Poll Watchers needed!

Poll Watching Information: CLICK HERE

Poll Watching Volunteer Sign Up:

From IDP – We need people that are tech savvy, have a tablet or smartphone, and who have data plans they can use. We will not provide hotspots and cannot guarantee that polling locations will have wifi, so poll watchers must have 4G or LTE and be willing to use their data. We are looking specifically for people who can work all day on Election Day. If someone can only work a half day, please try to get them to work in the morning. You can also recruit poll watchers in shifts.

Below is the form we’re using to track our poll watchers. Please enter your volunteers’ information. The deadline to submit names to the County Clerks is 5 p.m. on October 22nd. 

Do you and your legislator agree? Part 2
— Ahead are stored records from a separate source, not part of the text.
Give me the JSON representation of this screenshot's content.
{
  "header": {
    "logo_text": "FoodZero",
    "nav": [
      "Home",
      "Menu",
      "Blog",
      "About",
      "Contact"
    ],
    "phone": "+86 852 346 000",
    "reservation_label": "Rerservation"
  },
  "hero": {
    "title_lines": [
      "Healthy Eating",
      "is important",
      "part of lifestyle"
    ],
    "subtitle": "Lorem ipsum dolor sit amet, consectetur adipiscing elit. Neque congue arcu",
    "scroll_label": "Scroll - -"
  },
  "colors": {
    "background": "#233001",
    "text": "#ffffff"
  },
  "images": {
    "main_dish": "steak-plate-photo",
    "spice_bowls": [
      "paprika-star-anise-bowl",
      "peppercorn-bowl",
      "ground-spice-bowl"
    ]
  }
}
There is a major mismatch between Idaho voters and the representatives they elect. 

Okay, that is straight out my last column–but there’s more that needs said. 

You see, Medicaid expansion, voter initiatives, local option taxes, and adequate education funding aren’t the only issues where the majority of legislators disagree with the majority of their constituents.  
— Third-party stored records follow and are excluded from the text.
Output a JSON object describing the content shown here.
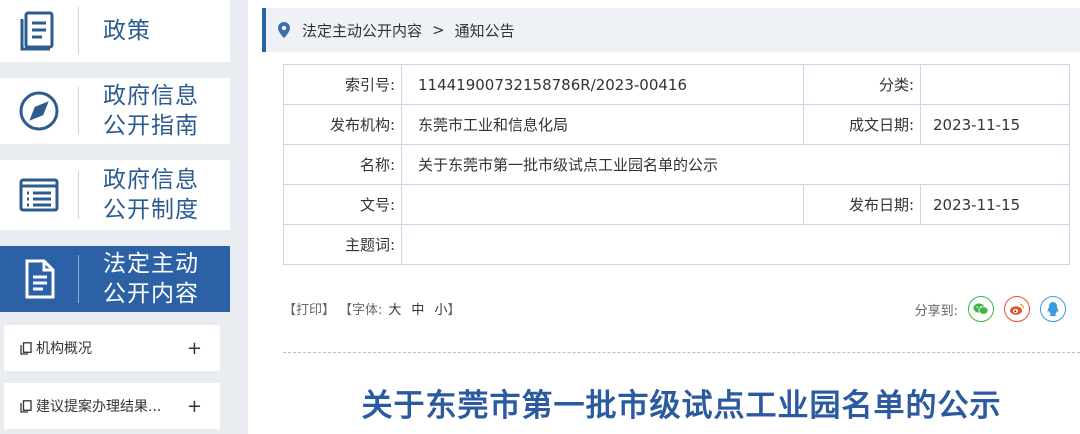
{
  "sidebar": {
    "nav": [
      {
        "label": "政策",
        "icon": "book-icon"
      },
      {
        "label": "政府信息公开指南",
        "icon": "compass-icon"
      },
      {
        "label": "政府信息公开制度",
        "icon": "list-icon"
      },
      {
        "label": "法定主动公开内容",
        "icon": "document-icon"
      }
    ],
    "nav_lines": [
      [
        "政策"
      ],
      [
        "政府信息",
        "公开指南"
      ],
      [
        "政府信息",
        "公开制度"
      ],
      [
        "法定主动",
        "公开内容"
      ]
    ],
    "sub": [
      {
        "label": "机构概况",
        "action": "+"
      },
      {
        "label": "建议提案办理结果...",
        "action": "+"
      }
    ]
  },
  "breadcrumb": {
    "items": [
      "法定主动公开内容",
      "通知公告"
    ],
    "separator": ">"
  },
  "meta": {
    "index_label": "索引号:",
    "index_value": "11441900732158786R/2023-00416",
    "category_label": "分类:",
    "category_value": "",
    "publisher_label": "发布机构:",
    "publisher_value": "东莞市工业和信息化局",
    "created_label": "成文日期:",
    "created_value": "2023-11-15",
    "name_label": "名称:",
    "name_value": "关于东莞市第一批市级试点工业园名单的公示",
    "docno_label": "文号:",
    "docno_value": "",
    "published_label": "发布日期:",
    "published_value": "2023-11-15",
    "subject_label": "主题词:",
    "subject_value": ""
  },
  "tools": {
    "print": "【打印】",
    "font_prefix": "【字体:",
    "large": "大",
    "medium": "中",
    "small": "小",
    "font_suffix": "】"
  },
  "share": {
    "label": "分享到:",
    "targets": [
      "wechat-icon",
      "weibo-icon",
      "qq-icon"
    ]
  },
  "article": {
    "title": "关于东莞市第一批市级试点工业园名单的公示"
  },
  "colors": {
    "accent": "#2c62a5",
    "title": "#2c5aa0",
    "wechat": "#3bb54a",
    "weibo": "#e8512f",
    "qq": "#3a9be0"
  }
}
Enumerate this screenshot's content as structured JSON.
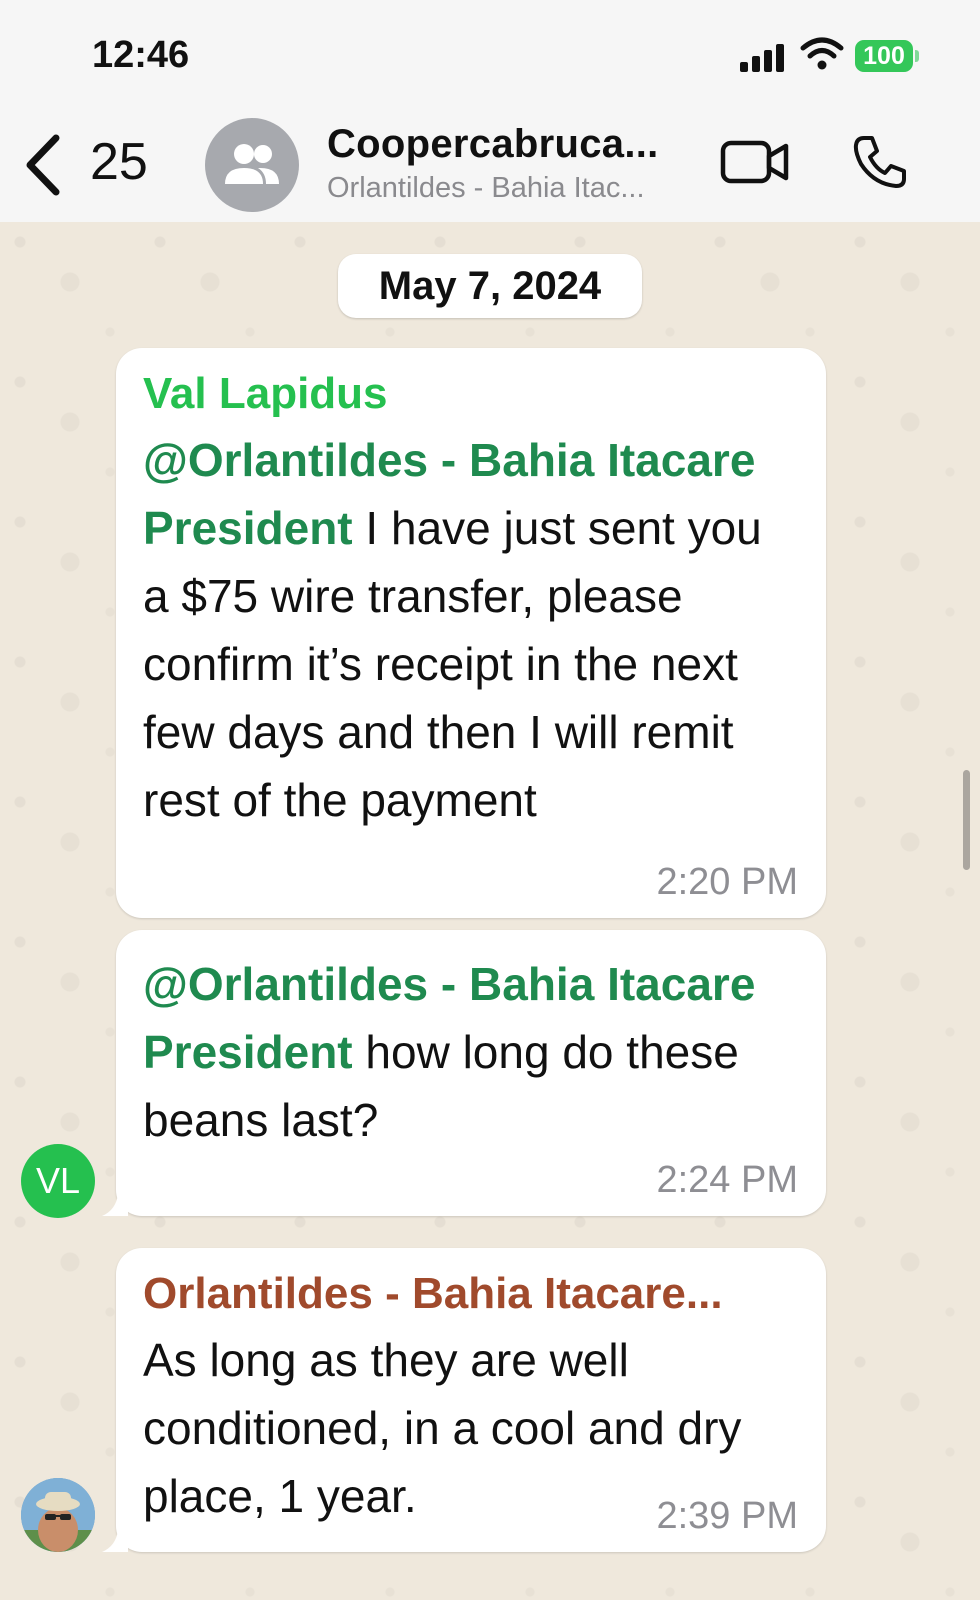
{
  "status_bar": {
    "time": "12:46",
    "battery": "100",
    "battery_color": "#34c759"
  },
  "header": {
    "back_count": "25",
    "title": "Coopercabruca...",
    "subtitle": "Orlantildes - Bahia Itac...",
    "icons": [
      "back-chevron-icon",
      "group-avatar-icon",
      "video-call-icon",
      "phone-call-icon"
    ]
  },
  "chat": {
    "date_label": "May 7, 2024",
    "messages": [
      {
        "sender": "Val Lapidus",
        "sender_color": "#25c04f",
        "mention": "@Orlantildes - Bahia Itacare President",
        "text": " I have just sent you a $75 wire transfer, please confirm it’s receipt in the next few days and then I will remit rest of the payment",
        "time": "2:20 PM"
      },
      {
        "sender": "",
        "mention": "@Orlantildes - Bahia Itacare President",
        "text": " how long do these beans last?",
        "time": "2:24 PM",
        "avatar_initials": "VL",
        "avatar_color": "#25c04f"
      },
      {
        "sender": "Orlantildes - Bahia Itacare...",
        "sender_color": "#a04a2c",
        "text": "As long as they are well conditioned, in a cool and dry place, 1 year.",
        "time": "2:39 PM",
        "avatar": "profile-photo"
      }
    ]
  }
}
A survey by Colorado College for Conservation Voters of Idaho indicates 60 to 80% of Idaho voters want something done about issues our legislators ignore: public lands and climate change.    

Access to some public lands has been blocked by wealthy owners of private lands who have closed decades-old roads. After the 2018 legislature passed some serious penalties for trespassing on private land–a third offense could bring a year in jail and a $10,000 fine–families that had gathered for years on lands no longer accessible don’t want to risk charges; they want it made clear that the unauthorized blockages are illegal. The House Committee on Resources and Conversation voted 8-7 to refuse to accept a bill; the Senate committee accepted one but never voted on it.  
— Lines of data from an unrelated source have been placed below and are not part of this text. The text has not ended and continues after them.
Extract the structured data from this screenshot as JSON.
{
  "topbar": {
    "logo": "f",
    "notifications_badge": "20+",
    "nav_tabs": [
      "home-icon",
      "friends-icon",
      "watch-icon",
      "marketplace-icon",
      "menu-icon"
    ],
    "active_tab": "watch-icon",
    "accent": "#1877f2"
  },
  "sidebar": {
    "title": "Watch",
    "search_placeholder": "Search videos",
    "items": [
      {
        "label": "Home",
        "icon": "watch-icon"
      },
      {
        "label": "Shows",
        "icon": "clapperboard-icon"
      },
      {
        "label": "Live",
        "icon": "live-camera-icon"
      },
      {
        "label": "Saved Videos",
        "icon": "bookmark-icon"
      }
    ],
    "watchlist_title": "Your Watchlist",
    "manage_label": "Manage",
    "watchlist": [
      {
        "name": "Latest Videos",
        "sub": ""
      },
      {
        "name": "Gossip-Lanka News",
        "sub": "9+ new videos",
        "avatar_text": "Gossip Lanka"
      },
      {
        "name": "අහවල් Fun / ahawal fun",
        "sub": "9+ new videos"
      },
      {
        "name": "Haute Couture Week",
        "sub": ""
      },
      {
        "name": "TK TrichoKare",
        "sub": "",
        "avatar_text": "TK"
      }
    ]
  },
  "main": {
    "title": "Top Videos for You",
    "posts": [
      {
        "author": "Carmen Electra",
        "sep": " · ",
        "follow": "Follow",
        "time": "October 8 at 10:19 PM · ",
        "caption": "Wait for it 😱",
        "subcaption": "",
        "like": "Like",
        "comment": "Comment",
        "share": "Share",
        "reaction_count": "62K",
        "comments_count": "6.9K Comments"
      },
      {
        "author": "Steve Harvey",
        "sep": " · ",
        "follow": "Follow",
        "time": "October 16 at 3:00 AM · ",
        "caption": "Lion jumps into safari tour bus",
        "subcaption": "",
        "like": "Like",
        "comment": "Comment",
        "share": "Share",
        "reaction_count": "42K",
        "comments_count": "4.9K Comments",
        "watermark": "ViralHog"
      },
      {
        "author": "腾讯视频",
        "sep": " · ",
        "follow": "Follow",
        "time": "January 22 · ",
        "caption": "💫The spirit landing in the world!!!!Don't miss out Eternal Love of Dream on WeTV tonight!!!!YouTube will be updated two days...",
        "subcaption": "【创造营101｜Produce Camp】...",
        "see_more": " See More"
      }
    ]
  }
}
 A search indicates that S1317 is the only bill concerning ‘public lands’ printed by the legislature in 2019 or 2020. That may be an improvement over years when legislators were determined that the state take over Federal public lands that there was no way we could maintain, but is no harm the best we ask for?     

 On climate change Colorado College found that over 70% of those polled want the Governor to have a plan to reduce carbon pollution and nearly 60% would like Idaho to transition to 100% clean energy by 2050. 

In March 2019 a House committee held Idaho’s first official hearing on climate change.  Representatives from Hewlett Packard and the Idaho National Laboratory said that we have ample clean energy resources and it is essential we act.  BSU faculty shared what’s happening to agricultural yields, water supplies, and fire damage.   

Rep. John Vander Woude expressed disappointment that so little was known about how change would impact Idaho.And House Minority Leader Mat Erpelding introduced a concurrent resolution to create an interim committee to study what Idaho needs to be doing.  

The resolution failed. And climate change did not come up in the 2020 session. 

Idaho has no plan to deal with climate change and no committee working on one.  

I don’t know of other polls, but voters frequently mention other issues they feel the current legislature isn’t handling well.

Property tax reductions. Even with a homeowner’s exemption, property taxes now cost more than a month’s income for many, especially with over $200 million of school supplemental levies added to the mix. The Senate passed SB1417, but the House didn’t vote on it.     

Minimum wage. Idaho has a greater percentage of workers earning less than $12 an hour than any other state. Four of the six states bordering Idaho have minimum wages higher than $7.25 an hour. No bill was introduced in 2020.   

Legalized industrial hemp. There are 1500 licensed hemp growers in Oregon, 2300 in Colorado, and 0 in idaho. Idaho and Mississippi are the only two states where hemp with less than 0.3% THC cannot be legally grown, processed, or transported.  SB1345 was passed by the Senate, but the House did not vote on it.

Republicans hold 80% of the seats in the Idaho legislature. They not only control what gets passed but also what gets discussed. One-party government is not good regardless of what party dominates.